* **TASK REQUIREMENTS**:
All of the listing should be output exactly, apart from the pictures.

*** Opening MATERIAL SUPPLIED ***

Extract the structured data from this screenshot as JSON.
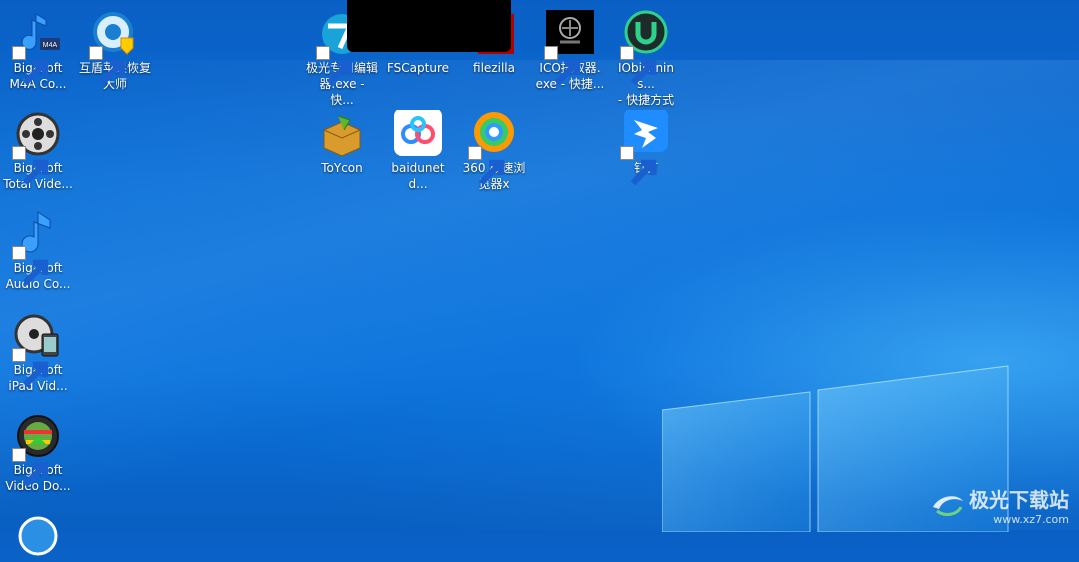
{
  "desktop": {
    "icons": [
      {
        "id": "m4a",
        "line1": "Bigasoft",
        "line2": "M4A Co..."
      },
      {
        "id": "hudun",
        "line1": "互盾苹果恢复",
        "line2": "大师"
      },
      {
        "id": "total",
        "line1": "Bigasoft",
        "line2": "Total Vide..."
      },
      {
        "id": "audio",
        "line1": "Bigasoft",
        "line2": "Audio Co..."
      },
      {
        "id": "ipad",
        "line1": "Bigasoft",
        "line2": "iPad Vid..."
      },
      {
        "id": "download",
        "line1": "Bigasoft",
        "line2": "Video Do..."
      },
      {
        "id": "jiguang",
        "line1": "极光专用编辑",
        "line2": "器.exe - 快..."
      },
      {
        "id": "fscapture",
        "line1": "FSCapture",
        "line2": ""
      },
      {
        "id": "filezilla",
        "line1": "filezilla",
        "line2": ""
      },
      {
        "id": "ico",
        "line1": "ICO提取器.",
        "line2": "exe - 快捷..."
      },
      {
        "id": "iobit",
        "line1": "IObitUnins...",
        "line2": "- 快捷方式"
      },
      {
        "id": "toycon",
        "line1": "ToYcon",
        "line2": ""
      },
      {
        "id": "baidu",
        "line1": "baidunetd...",
        "line2": ""
      },
      {
        "id": "browser360",
        "line1": "360 极速浏",
        "line2": "览器x"
      },
      {
        "id": "dingding",
        "line1": "钉钉",
        "line2": ""
      }
    ]
  },
  "watermark": {
    "text": "极光下载站",
    "url": "www.xz7.com"
  },
  "colors": {
    "background": "#0b6fd6"
  }
}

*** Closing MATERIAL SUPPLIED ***

* **WORKED SOLUTION**:
Extract the structured data from this screenshot as JSON.
{
  "desktop": {
    "icons": [
      {
        "id": "m4a",
        "line1": "Bigasoft",
        "line2": "M4A Co..."
      },
      {
        "id": "hudun",
        "line1": "互盾苹果恢复",
        "line2": "大师"
      },
      {
        "id": "total",
        "line1": "Bigasoft",
        "line2": "Total Vide..."
      },
      {
        "id": "audio",
        "line1": "Bigasoft",
        "line2": "Audio Co..."
      },
      {
        "id": "ipad",
        "line1": "Bigasoft",
        "line2": "iPad Vid..."
      },
      {
        "id": "download",
        "line1": "Bigasoft",
        "line2": "Video Do..."
      },
      {
        "id": "jiguang",
        "line1": "极光专用编辑",
        "line2": "器.exe - 快..."
      },
      {
        "id": "fscapture",
        "line1": "FSCapture",
        "line2": ""
      },
      {
        "id": "filezilla",
        "line1": "filezilla",
        "line2": ""
      },
      {
        "id": "ico",
        "line1": "ICO提取器.",
        "line2": "exe - 快捷..."
      },
      {
        "id": "iobit",
        "line1": "IObitUnins...",
        "line2": "- 快捷方式"
      },
      {
        "id": "toycon",
        "line1": "ToYcon",
        "line2": ""
      },
      {
        "id": "baidu",
        "line1": "baidunetd...",
        "line2": ""
      },
      {
        "id": "browser360",
        "line1": "360 极速浏",
        "line2": "览器x"
      },
      {
        "id": "dingding",
        "line1": "钉钉",
        "line2": ""
      }
    ]
  },
  "watermark": {
    "text": "极光下载站",
    "url": "www.xz7.com"
  },
  "colors": {
    "background": "#0b6fd6"
  }
}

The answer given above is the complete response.